Excerpts from an interface dataset
══════════════════════════════

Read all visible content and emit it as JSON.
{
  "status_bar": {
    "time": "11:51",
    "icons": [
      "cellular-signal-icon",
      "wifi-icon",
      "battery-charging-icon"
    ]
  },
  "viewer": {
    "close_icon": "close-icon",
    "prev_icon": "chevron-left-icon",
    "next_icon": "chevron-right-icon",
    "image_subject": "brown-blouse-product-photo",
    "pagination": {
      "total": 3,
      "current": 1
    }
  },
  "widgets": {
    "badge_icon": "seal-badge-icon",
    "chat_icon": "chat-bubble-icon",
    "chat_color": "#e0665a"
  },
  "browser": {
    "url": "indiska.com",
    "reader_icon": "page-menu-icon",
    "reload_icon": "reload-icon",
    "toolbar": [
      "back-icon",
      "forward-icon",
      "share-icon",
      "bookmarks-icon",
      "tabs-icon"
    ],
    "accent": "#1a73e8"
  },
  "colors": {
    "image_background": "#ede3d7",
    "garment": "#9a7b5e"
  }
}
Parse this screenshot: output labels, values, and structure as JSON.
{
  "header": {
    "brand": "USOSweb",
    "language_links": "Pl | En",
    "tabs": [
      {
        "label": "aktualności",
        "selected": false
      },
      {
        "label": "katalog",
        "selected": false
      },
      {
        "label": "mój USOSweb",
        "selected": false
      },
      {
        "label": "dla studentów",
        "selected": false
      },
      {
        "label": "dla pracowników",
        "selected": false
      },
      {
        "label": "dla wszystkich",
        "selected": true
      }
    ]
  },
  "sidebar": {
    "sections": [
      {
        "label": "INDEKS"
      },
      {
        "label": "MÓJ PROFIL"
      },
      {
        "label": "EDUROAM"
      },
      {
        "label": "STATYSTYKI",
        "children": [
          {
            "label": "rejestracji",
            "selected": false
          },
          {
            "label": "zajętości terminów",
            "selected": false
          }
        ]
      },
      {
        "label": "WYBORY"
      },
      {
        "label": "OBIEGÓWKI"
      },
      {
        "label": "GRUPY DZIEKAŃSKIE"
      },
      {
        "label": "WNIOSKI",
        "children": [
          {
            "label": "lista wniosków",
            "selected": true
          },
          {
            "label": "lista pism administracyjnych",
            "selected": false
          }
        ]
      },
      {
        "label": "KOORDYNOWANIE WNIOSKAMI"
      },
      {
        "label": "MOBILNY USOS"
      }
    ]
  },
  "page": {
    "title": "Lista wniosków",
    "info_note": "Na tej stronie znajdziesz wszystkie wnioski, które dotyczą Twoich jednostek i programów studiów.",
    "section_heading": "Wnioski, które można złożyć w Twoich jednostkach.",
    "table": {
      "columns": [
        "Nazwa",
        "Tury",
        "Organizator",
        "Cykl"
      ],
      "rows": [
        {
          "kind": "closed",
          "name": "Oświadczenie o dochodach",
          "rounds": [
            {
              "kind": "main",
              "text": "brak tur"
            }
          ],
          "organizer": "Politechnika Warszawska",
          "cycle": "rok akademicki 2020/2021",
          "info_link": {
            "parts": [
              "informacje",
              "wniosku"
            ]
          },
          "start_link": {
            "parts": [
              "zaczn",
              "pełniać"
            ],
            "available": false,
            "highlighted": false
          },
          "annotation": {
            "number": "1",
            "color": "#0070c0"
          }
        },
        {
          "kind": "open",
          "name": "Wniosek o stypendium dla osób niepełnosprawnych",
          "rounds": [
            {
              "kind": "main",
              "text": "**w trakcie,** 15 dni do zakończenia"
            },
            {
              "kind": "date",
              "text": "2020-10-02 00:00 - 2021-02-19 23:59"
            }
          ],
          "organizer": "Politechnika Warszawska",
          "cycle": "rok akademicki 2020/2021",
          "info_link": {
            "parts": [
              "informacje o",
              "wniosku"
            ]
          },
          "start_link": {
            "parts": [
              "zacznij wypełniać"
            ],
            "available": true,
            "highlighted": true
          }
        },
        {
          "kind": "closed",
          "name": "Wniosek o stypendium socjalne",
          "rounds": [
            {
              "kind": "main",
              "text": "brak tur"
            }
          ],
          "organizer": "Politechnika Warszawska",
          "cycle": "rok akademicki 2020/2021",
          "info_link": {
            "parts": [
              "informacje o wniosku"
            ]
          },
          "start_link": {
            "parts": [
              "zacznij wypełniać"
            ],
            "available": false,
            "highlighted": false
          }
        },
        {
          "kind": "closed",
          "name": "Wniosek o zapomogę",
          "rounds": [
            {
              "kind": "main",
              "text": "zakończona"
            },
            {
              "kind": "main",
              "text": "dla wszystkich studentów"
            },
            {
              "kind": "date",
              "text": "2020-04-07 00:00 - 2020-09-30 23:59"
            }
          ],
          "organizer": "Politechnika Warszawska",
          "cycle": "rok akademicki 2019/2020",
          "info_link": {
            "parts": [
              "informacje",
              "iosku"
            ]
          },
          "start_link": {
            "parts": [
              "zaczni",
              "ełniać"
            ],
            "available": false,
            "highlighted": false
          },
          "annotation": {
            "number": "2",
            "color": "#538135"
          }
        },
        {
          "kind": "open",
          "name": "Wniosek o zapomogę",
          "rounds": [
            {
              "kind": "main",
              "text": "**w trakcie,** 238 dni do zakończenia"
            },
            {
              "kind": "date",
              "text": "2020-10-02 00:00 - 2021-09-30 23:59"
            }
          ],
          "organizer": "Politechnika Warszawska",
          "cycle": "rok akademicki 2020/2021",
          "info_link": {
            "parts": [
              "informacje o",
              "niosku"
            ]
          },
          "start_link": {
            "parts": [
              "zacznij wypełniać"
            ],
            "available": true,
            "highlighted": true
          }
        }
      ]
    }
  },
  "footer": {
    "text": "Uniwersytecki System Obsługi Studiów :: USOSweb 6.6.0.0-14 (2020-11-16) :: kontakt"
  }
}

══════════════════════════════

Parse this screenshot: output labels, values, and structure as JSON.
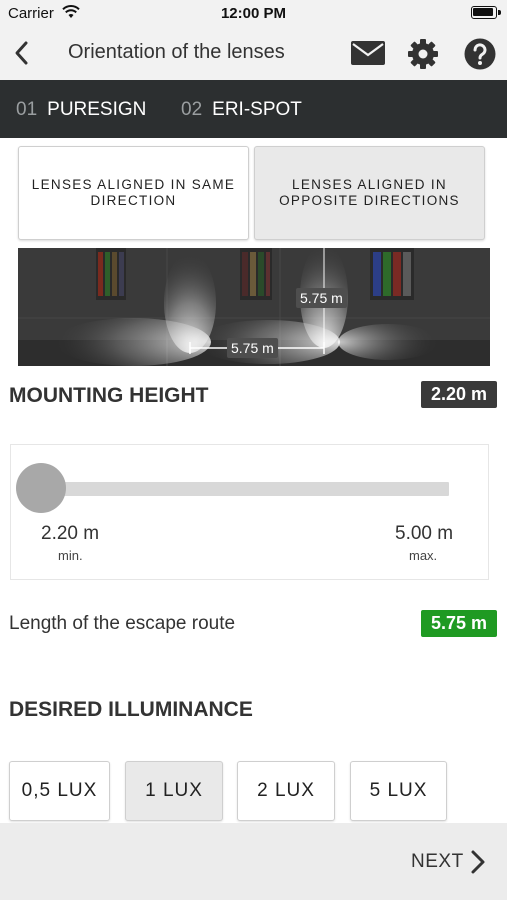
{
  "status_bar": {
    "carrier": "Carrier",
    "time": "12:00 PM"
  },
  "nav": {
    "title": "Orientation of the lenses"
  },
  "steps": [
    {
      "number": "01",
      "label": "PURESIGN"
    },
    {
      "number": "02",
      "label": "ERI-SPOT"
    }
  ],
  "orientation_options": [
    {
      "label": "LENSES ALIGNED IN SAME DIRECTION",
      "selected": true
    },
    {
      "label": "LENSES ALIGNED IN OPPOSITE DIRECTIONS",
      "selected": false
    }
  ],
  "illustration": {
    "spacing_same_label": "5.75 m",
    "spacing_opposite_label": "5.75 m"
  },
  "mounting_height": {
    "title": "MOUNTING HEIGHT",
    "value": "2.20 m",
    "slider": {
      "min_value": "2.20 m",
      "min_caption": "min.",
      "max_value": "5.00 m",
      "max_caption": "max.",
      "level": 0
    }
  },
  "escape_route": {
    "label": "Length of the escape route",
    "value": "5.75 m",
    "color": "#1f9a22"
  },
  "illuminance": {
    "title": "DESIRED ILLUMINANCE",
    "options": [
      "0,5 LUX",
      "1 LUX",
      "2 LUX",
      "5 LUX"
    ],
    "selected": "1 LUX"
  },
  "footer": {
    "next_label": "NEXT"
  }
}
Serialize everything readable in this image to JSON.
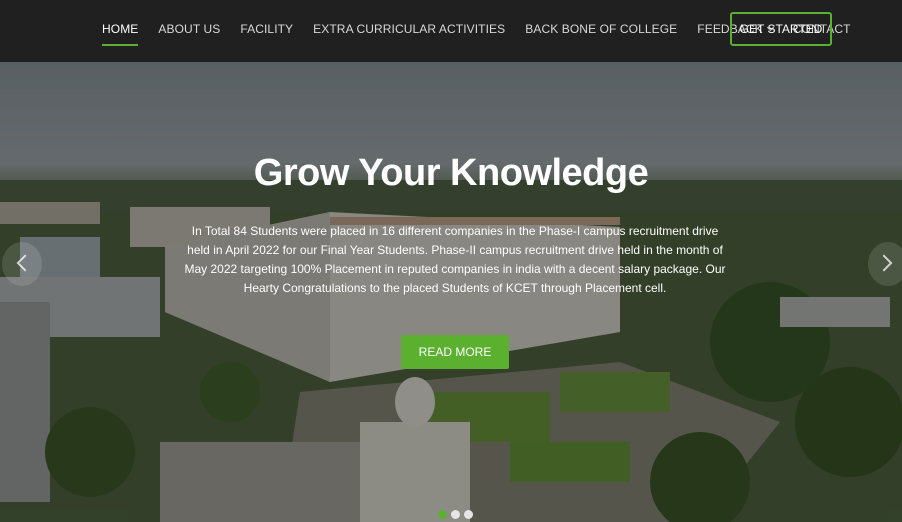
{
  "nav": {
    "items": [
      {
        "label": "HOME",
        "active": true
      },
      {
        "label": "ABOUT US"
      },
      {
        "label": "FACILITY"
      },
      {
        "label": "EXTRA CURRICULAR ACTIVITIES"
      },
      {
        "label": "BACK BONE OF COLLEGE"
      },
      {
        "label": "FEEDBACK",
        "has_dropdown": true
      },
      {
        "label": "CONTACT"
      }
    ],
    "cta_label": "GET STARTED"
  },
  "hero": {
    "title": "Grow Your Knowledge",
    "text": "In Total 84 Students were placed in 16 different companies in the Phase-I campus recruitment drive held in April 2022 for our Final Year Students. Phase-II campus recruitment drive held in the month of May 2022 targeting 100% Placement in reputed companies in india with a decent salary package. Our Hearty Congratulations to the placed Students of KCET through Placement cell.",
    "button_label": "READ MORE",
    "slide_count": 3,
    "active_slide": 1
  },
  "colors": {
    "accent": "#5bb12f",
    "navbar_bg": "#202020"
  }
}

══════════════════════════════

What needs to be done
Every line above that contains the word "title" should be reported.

Exercise result
    "title": "Lista wniosków",
    "title": "Orientation of the lenses"
    "title": "MOUNTING HEIGHT",
    "title": "DESIRED ILLUMINANCE",
    "title": "Grow Your Knowledge",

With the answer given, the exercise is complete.